This is not IP. We don’t need to cling to our own competencies. Rather, we should share them in a mode of what Bob Johansen and Karl Ronn call the “reciprocity advantage” or “smart giving.” The idea is similar to what Michael Porter has called “shared value”: giving something away for free in order to learn how to get more value back in return.

Think of FoldIt, an online protein-folding game that crowdsources advancements for science, or the XPRIZE, which issues challenges and gives big prizes to encourage investments in moonshots and engineering feats. The biggest challenge, as authors Johansen and Ronn explain in their book The Reciprocity Advantage, is to figure out how to “craft giveaways that inspire contributions to a commons (a shared asset) that builds your brands and that contributes to new markets.” In each of the XPRIZEs, the giving away of a few ten-million dollar prizes has channeled hundreds of millions in funding and hundreds of hours of research time into these moonshots for suborbital flight or a machine’s ability to diagnose 15 different diseases better than a human. The XPRIZE inhabits the space between philanthropy and the purely transactional. It’s stunning to witness how a good spark can catalyze rapid prototyping that is engaged directly with a better future.

So, how do we do more of that and less of the frenetic innovation in the tech sector bumping up against institutions clinging to the way things have always been done? Yes, a subset of universities are trying to be experimental, but the effect is not widespread. Even forward-looking institutions that are exploring and experimenting with competency-based education or microcredentials are missing the fact that all of this work is incremental. Worse yet, it’s actually focused on past trends: Jobs-posting data and unfilled positions data capture the state of the past—not what’s needed for the future.

Jobs and careers are already fading with the emergence of the gig economy. As human capital management expert Josh Bersin explains in a recent post: “[T]he jobs of today are shifting away from static ‘jobs’ to ‘roles,’ with much more of a hybrid nature.” We’re now witnessing the emergence of “new ‘hybrid jobs’ (i.e. IOT engineer, digital marketing experience manager, etc.)” that “do not lend themselves to static job descriptions and simple job titles. They are jobs that require technical, industry, managerial, and integrated thinking skills; they often require skills in communication, persuasion, and teamwork.”
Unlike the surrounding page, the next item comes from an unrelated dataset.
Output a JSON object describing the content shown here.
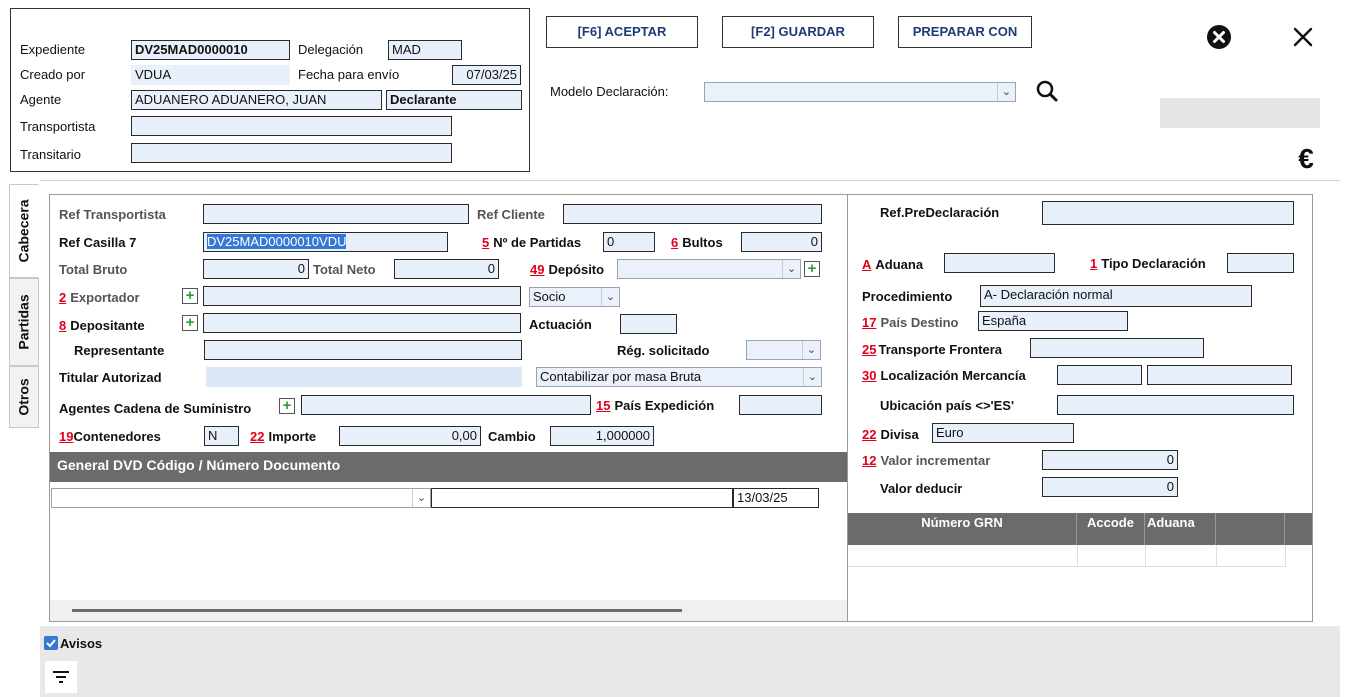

Researchers at the Institute for the Future agree, arguing that in this new gig economy, we’ll no longer be training students for jobs. Instead, we’ll have to figure out how to help our students learn how to monetize their assets. For those who cringe at the notion of connecting learning and work, monetizing your assets can seem like blasphemy. But as we consider a future with easier and better access to internet, or abundant, free, and data-driven information and content, we have to begin forecasting the skills needed for that future.
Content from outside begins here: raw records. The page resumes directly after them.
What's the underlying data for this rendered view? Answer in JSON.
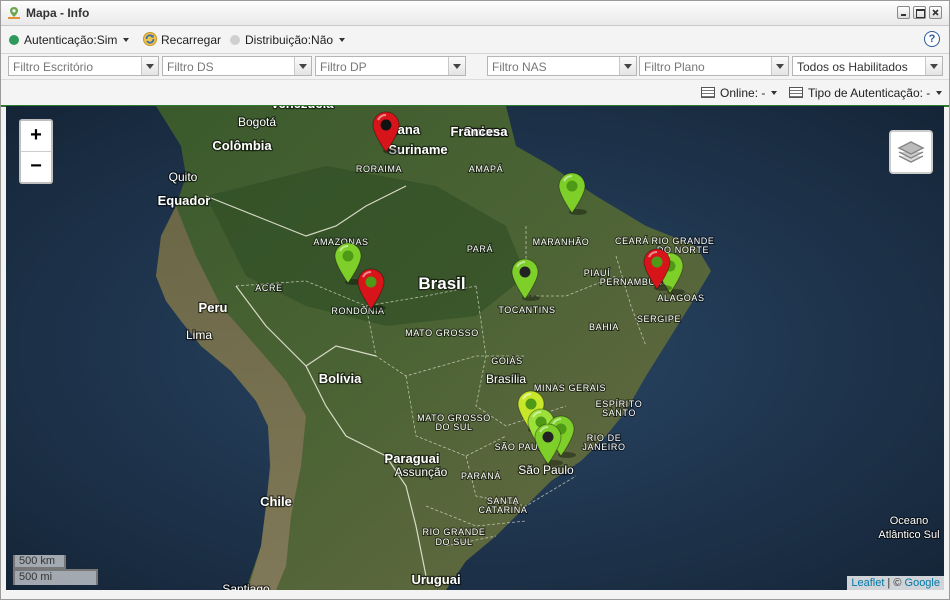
{
  "window": {
    "title": "Mapa - Info"
  },
  "toolbar": {
    "auth": {
      "label": "Autenticação:Sim",
      "dot_color": "#2e9a5a"
    },
    "reload": {
      "label": "Recarregar"
    },
    "distribution": {
      "label": "Distribuição:Não",
      "dot_color": "#cfcfcf"
    },
    "help": "?"
  },
  "filters": [
    {
      "id": "escritorio",
      "placeholder": "Filtro Escritório"
    },
    {
      "id": "ds",
      "placeholder": "Filtro DS"
    },
    {
      "id": "dp",
      "placeholder": "Filtro DP"
    },
    {
      "id": "nas",
      "placeholder": "Filtro NAS"
    },
    {
      "id": "plano",
      "placeholder": "Filtro Plano"
    },
    {
      "id": "habilitados",
      "placeholder": "Todos os Habilitados"
    }
  ],
  "toolbar3": {
    "online": "Online: -",
    "auth_type": "Tipo de Autenticação: -"
  },
  "map": {
    "zoom_in": "+",
    "zoom_out": "−",
    "scale_km": "500 km",
    "scale_mi": "500 mi",
    "attribution_leaflet": "Leaflet",
    "attribution_sep": " | © ",
    "attribution_google": "Google",
    "labels": [
      {
        "text": "Venezuela",
        "size": 13,
        "bold": true
      },
      {
        "text": "Guiana",
        "size": 13,
        "bold": true
      },
      {
        "text": "Guiana",
        "size": 13,
        "bold": true
      },
      {
        "text": "Francesa",
        "size": 13,
        "bold": true
      },
      {
        "text": "Bogotá",
        "size": 12,
        "bold": false
      },
      {
        "text": "Colômbia",
        "size": 13,
        "bold": true
      },
      {
        "text": "Suriname",
        "size": 13,
        "bold": true
      },
      {
        "text": "RORAIMA",
        "size": 9,
        "bold": false
      },
      {
        "text": "AMAPÁ",
        "size": 9,
        "bold": false
      },
      {
        "text": "Quito",
        "size": 12,
        "bold": false
      },
      {
        "text": "Equador",
        "size": 13,
        "bold": true
      },
      {
        "text": "AMAZONAS",
        "size": 9,
        "bold": false
      },
      {
        "text": "PARÁ",
        "size": 9,
        "bold": false
      },
      {
        "text": "MARANHÃO",
        "size": 9,
        "bold": false
      },
      {
        "text": "CEARÁ",
        "size": 9,
        "bold": false
      },
      {
        "text": "RIO GRANDE",
        "size": 9,
        "bold": false
      },
      {
        "text": "DO NORTE",
        "size": 9,
        "bold": false
      },
      {
        "text": "PIAUÍ",
        "size": 9,
        "bold": false
      },
      {
        "text": "PERNAMBUCO",
        "size": 9,
        "bold": false
      },
      {
        "text": "ALAGOAS",
        "size": 9,
        "bold": false
      },
      {
        "text": "Brasil",
        "size": 17,
        "bold": true
      },
      {
        "text": "ACRE",
        "size": 9,
        "bold": false
      },
      {
        "text": "RONDÔNIA",
        "size": 9,
        "bold": false
      },
      {
        "text": "TOCANTINS",
        "size": 9,
        "bold": false
      },
      {
        "text": "SERGIPE",
        "size": 9,
        "bold": false
      },
      {
        "text": "BAHIA",
        "size": 9,
        "bold": false
      },
      {
        "text": "Peru",
        "size": 13,
        "bold": true
      },
      {
        "text": "Lima",
        "size": 12,
        "bold": false
      },
      {
        "text": "MATO GROSSO",
        "size": 9,
        "bold": false
      },
      {
        "text": "GOIÁS",
        "size": 9,
        "bold": false
      },
      {
        "text": "Brasília",
        "size": 12,
        "bold": false
      },
      {
        "text": "Bolívia",
        "size": 13,
        "bold": true
      },
      {
        "text": "MINAS GERAIS",
        "size": 9,
        "bold": false
      },
      {
        "text": "ESPÍRITO",
        "size": 9,
        "bold": false
      },
      {
        "text": "SANTO",
        "size": 9,
        "bold": false
      },
      {
        "text": "MATO GROSSO",
        "size": 9,
        "bold": false
      },
      {
        "text": "DO SUL",
        "size": 9,
        "bold": false
      },
      {
        "text": "RIO DE",
        "size": 9,
        "bold": false
      },
      {
        "text": "JANEIRO",
        "size": 9,
        "bold": false
      },
      {
        "text": "SÃO PAULO",
        "size": 9,
        "bold": false
      },
      {
        "text": "Paraguai",
        "size": 13,
        "bold": true
      },
      {
        "text": "Assunção",
        "size": 12,
        "bold": false
      },
      {
        "text": "São Paulo",
        "size": 12,
        "bold": false
      },
      {
        "text": "PARANÁ",
        "size": 9,
        "bold": false
      },
      {
        "text": "Chile",
        "size": 13,
        "bold": true
      },
      {
        "text": "SANTA",
        "size": 9,
        "bold": false
      },
      {
        "text": "CATARINA",
        "size": 9,
        "bold": false
      },
      {
        "text": "RIO GRANDE",
        "size": 9,
        "bold": false
      },
      {
        "text": "DO SUL",
        "size": 9,
        "bold": false
      },
      {
        "text": "Uruguai",
        "size": 13,
        "bold": true
      },
      {
        "text": "Oceano",
        "size": 11,
        "bold": false
      },
      {
        "text": "Atlântico Sul",
        "size": 11,
        "bold": false
      },
      {
        "text": "Santiago",
        "size": 12,
        "bold": false
      }
    ],
    "markers": [
      {
        "color": "#d8141b",
        "center": "#111"
      },
      {
        "color": "#7fcf2a",
        "center": "#4e9a16"
      },
      {
        "color": "#7fcf2a",
        "center": "#4e9a16"
      },
      {
        "color": "#d8141b",
        "center": "#4e9a16"
      },
      {
        "color": "#7fcf2a",
        "center": "#222"
      },
      {
        "color": "#7fcf2a",
        "center": "#4e9a16"
      },
      {
        "color": "#d8141b",
        "center": "#4e9a16"
      },
      {
        "color": "#c8e62a",
        "center": "#4e9a16"
      },
      {
        "color": "#9be13a",
        "center": "#4e9a16"
      },
      {
        "color": "#7fcf2a",
        "center": "#4e9a16"
      },
      {
        "color": "#7fcf2a",
        "center": "#222"
      }
    ]
  }
}
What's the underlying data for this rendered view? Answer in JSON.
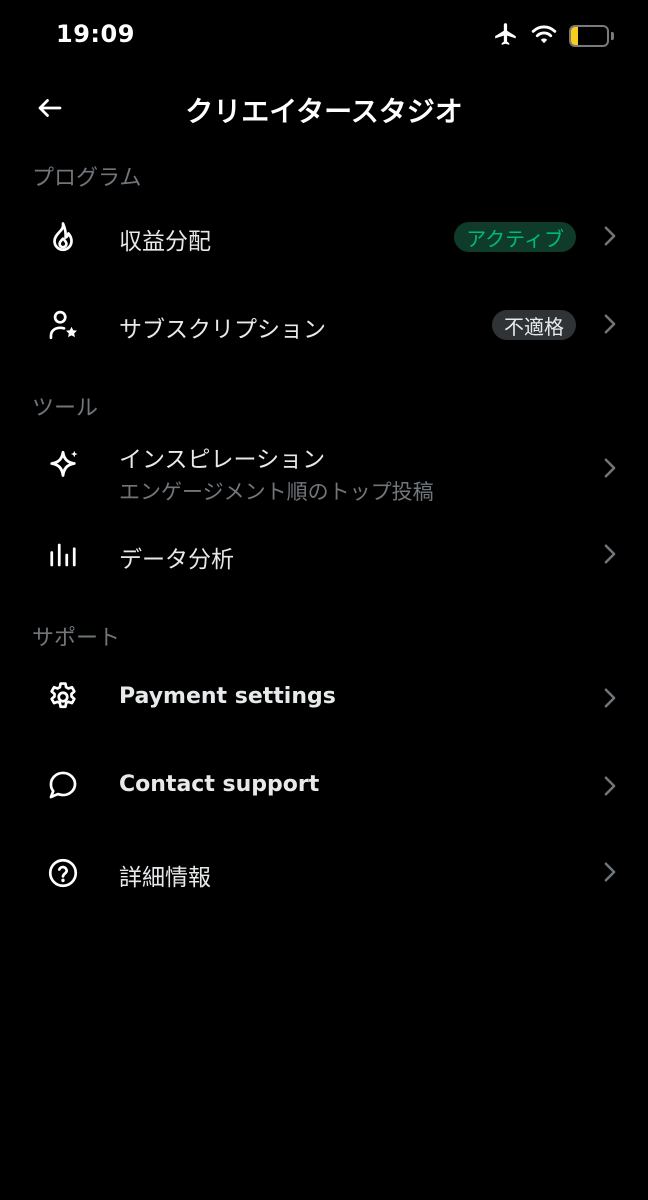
{
  "status_bar": {
    "time": "19:09",
    "battery_level": "20",
    "battery_fraction": 0.2,
    "icons": [
      "airplane-icon",
      "wifi-icon",
      "battery-icon"
    ]
  },
  "header": {
    "title": "クリエイタースタジオ",
    "back_icon": "arrow-left-icon"
  },
  "sections": {
    "program": {
      "title": "プログラム",
      "items": [
        {
          "label": "収益分配",
          "icon": "flame-icon",
          "badge": "アクティブ",
          "badge_color": "#00ba7c"
        },
        {
          "label": "サブスクリプション",
          "icon": "person-star-icon",
          "badge": "不適格"
        }
      ]
    },
    "tools": {
      "title": "ツール",
      "items": [
        {
          "label": "インスピレーション",
          "sub": "エンゲージメント順のトップ投稿",
          "icon": "sparkle-icon"
        },
        {
          "label": "データ分析",
          "icon": "bar-chart-icon"
        }
      ]
    },
    "support": {
      "title": "サポート",
      "items": [
        {
          "label": "Payment settings",
          "icon": "gear-icon"
        },
        {
          "label": "Contact support",
          "icon": "chat-bubble-icon"
        },
        {
          "label": "詳細情報",
          "icon": "help-circle-icon"
        }
      ]
    }
  },
  "colors": {
    "background": "#000000",
    "text_primary": "#e7e9ea",
    "text_secondary": "#71767b",
    "accent_green": "#00ba7c",
    "battery": "#f7ce1b"
  }
}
Can we collaborate and figure out how we build that asset class together? Can we let go of the notion of proprietary competencies and give them away in order to build a shared commons?
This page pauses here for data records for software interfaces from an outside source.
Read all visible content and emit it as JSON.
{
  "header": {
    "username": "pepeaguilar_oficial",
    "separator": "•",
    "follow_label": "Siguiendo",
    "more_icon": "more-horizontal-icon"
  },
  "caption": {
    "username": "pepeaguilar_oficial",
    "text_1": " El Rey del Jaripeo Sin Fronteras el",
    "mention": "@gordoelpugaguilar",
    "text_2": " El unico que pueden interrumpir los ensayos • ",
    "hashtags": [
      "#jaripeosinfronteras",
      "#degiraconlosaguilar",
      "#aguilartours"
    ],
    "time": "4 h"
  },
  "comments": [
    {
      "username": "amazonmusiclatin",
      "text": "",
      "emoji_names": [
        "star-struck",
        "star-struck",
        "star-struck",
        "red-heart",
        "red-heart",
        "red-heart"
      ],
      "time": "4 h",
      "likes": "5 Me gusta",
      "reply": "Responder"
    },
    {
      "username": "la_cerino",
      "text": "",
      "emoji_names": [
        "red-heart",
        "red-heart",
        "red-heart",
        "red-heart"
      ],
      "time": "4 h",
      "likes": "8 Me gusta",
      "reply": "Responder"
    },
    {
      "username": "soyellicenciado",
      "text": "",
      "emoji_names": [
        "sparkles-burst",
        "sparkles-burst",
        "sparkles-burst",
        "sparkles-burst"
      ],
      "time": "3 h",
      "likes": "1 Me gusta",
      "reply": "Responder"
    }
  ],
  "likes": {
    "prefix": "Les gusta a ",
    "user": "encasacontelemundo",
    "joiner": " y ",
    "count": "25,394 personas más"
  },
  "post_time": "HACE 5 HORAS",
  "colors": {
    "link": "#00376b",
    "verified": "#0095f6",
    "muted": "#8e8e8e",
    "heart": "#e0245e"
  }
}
Because the alternative seems a whole lot less appealing. In More Like Us, James Fallows writes, “When the radius of trust is small, the society is carved into tribes, castes, and clans. People are loyal to the handful of brothers inside the circle and may as well be at war with everyone else. The obligation to behave decently—and the expectation of decency in return—ends with family and friends.” This is a zero-sum world.

In a world of a reciprocity advantage, however, we can build a collective definition of future skills, and then be wildly inventive about how we combine competencies with content, assessments and simulations in unique content areas. There is an abundant future ahead of us if we move beyond the merely tribal work into that larger radius of trust.

Michelle R. Weise is Chief Innovation Officer of Sandbox ColLABorative, the research and development lab of strategy and innovation at Southern New Hampshire University.